will be spending more on defence than the next 17 countries
put together. Forty percent of all university spending is here
in the US; 30 of the top 50 universities are in the US, 70
percent of Nobel Prize winners live in the US. We celebrated
with you the Korean, Colombian and Panama free trade
agreements. We were excited by the President’s commitment
made at APEC for the Trans-Pacific Partnership – the TPP -
when he called for an ambitious deal to be on the table this
year. The words “comprehensive” and “eliminating
tariffs” were used by Leaders. These are big ambitious
words. We too are ambitious for a high quality 21st century
deal. We too want to take the jack boot of regulations, red
tape and compliance costs off enterprise, to speed business
and create jobs and know that its small business more than big
business that needs predictable, transparent rules of
will not be easy, but we know issues of IP, transparent rules
for State Owned Enterprises and understandings on labour and
the environmental intersections are a necessity. But to
address 21st century subjects we also have to finally resolve
20th century issues. TPP has always been an expansionist
model. It started with just two countries.
the group of nations involved, collectively represent
America’s third biggest trading destination. We want other
friends to join up to its high ambitions.
too, are anxious not to lose momentum or to lower ambitions.
This will require courage, stamina and vision. Boldness is our
hope we don’t go into deadlock over the definition of
catfish, old problems of textiles, sugar or dairy, and lets
concentrate on the future, because the past isn’t all it’s
cracked up to be. We are all bigger than this. Among our many
mutual domestic problems it’s the employment of the young,
those locked outside, their faces pressed against the window
that worries our leaders the most. For us the future is to be
faced, not feared.
want to end with a note of thanks. 2012 for us is an historic
year, its 70 years since the US Marines came to NZ.
year we will welcome the US Marines back home to say thank
you, to pay down this large debt of honour. If any American
has to pay for a

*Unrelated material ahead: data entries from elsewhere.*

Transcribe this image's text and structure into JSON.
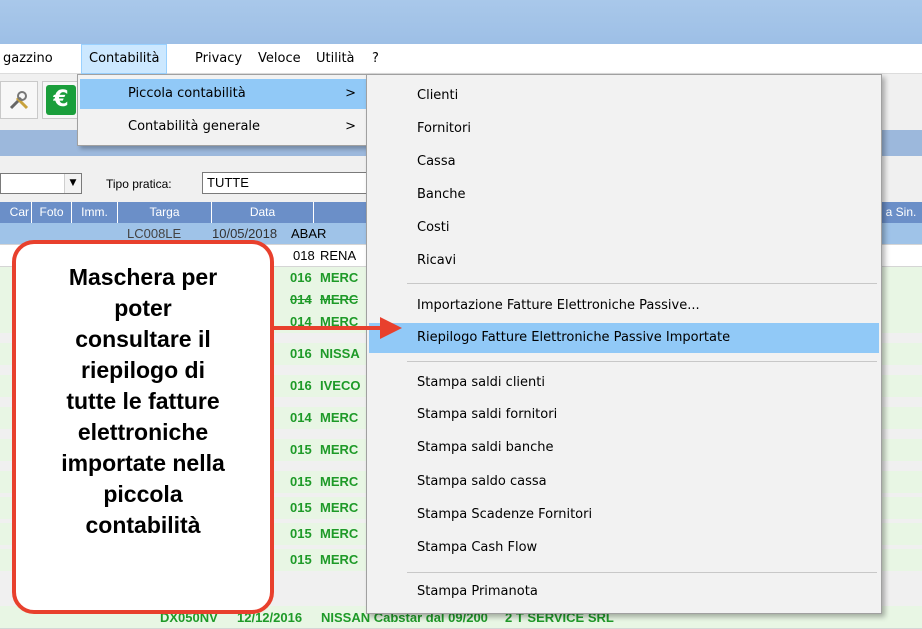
{
  "menubar": {
    "items": [
      "gazzino",
      "Contabilità",
      "Privacy",
      "Veloce",
      "Utilità",
      "?"
    ]
  },
  "toolbar": {
    "icons": [
      "tools-icon",
      "euro-icon"
    ],
    "euro_glyph": "€"
  },
  "filter": {
    "tipo_pratica_label": "Tipo pratica:",
    "tipo_pratica_value": "TUTTE"
  },
  "grid": {
    "headers": [
      "Car",
      "Foto",
      "Imm.",
      "Targa",
      "Data",
      "a Sin."
    ],
    "rows": [
      {
        "targa": "LC008LE",
        "data": "10/05/2018",
        "desc": "ABAR"
      },
      {
        "data": "018",
        "desc": "RENA"
      },
      {
        "data": "016",
        "desc": "MERC"
      },
      {
        "data": "014",
        "desc": "MERC"
      },
      {
        "data": "014",
        "desc": "MERC"
      },
      {
        "data": "016",
        "desc": "NISSA"
      },
      {
        "data": "016",
        "desc": "IVECO"
      },
      {
        "data": "014",
        "desc": "MERC"
      },
      {
        "data": "015",
        "desc": "MERC"
      },
      {
        "data": "015",
        "desc": "MERC"
      },
      {
        "data": "015",
        "desc": "MERC"
      },
      {
        "data": "015",
        "desc": "MERC"
      },
      {
        "data": "015",
        "desc": "MERC"
      },
      {
        "targa": "DX050NV",
        "data": "12/12/2016",
        "desc": "NISSAN Cabstar dal 09/200",
        "owner": "2 T SERVICE SRL"
      }
    ]
  },
  "submenu": {
    "items": [
      "Piccola contabilità",
      "Contabilità generale"
    ],
    "chevron": ">"
  },
  "menu": {
    "group1": [
      "Clienti",
      "Fornitori",
      "Cassa",
      "Banche",
      "Costi",
      "Ricavi"
    ],
    "group2": [
      "Importazione Fatture Elettroniche Passive...",
      "Riepilogo Fatture Elettroniche Passive Importate"
    ],
    "group3": [
      "Stampa saldi clienti",
      "Stampa saldi fornitori",
      "Stampa saldi banche",
      "Stampa saldo cassa",
      "Stampa Scadenze Fornitori",
      "Stampa Cash Flow"
    ],
    "group4": [
      "Stampa Primanota"
    ]
  },
  "callout": {
    "lines": [
      "Maschera per",
      "poter",
      "consultare il",
      "riepilogo di",
      "tutte le fatture",
      "elettroniche",
      "importate nella",
      "piccola",
      "contabilità"
    ]
  },
  "colors": {
    "accent": "#e8402d",
    "highlight": "#91c9f7",
    "gridhead": "#6b8fc8"
  }
}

beer that week, I will be ashamed of Kiwis.
report therefore to my Prime Minister and Minister of Foreign
Affairs and Trade is that our relationship is in fine shape,
and I know they would want me to thank the American and
Australian friends here for all you did to help us when the
earthquake hit Christchurch.
Skip to top |
Skip to make comment |
Send to a friend
To comment go to
letters to editor
Skip to top |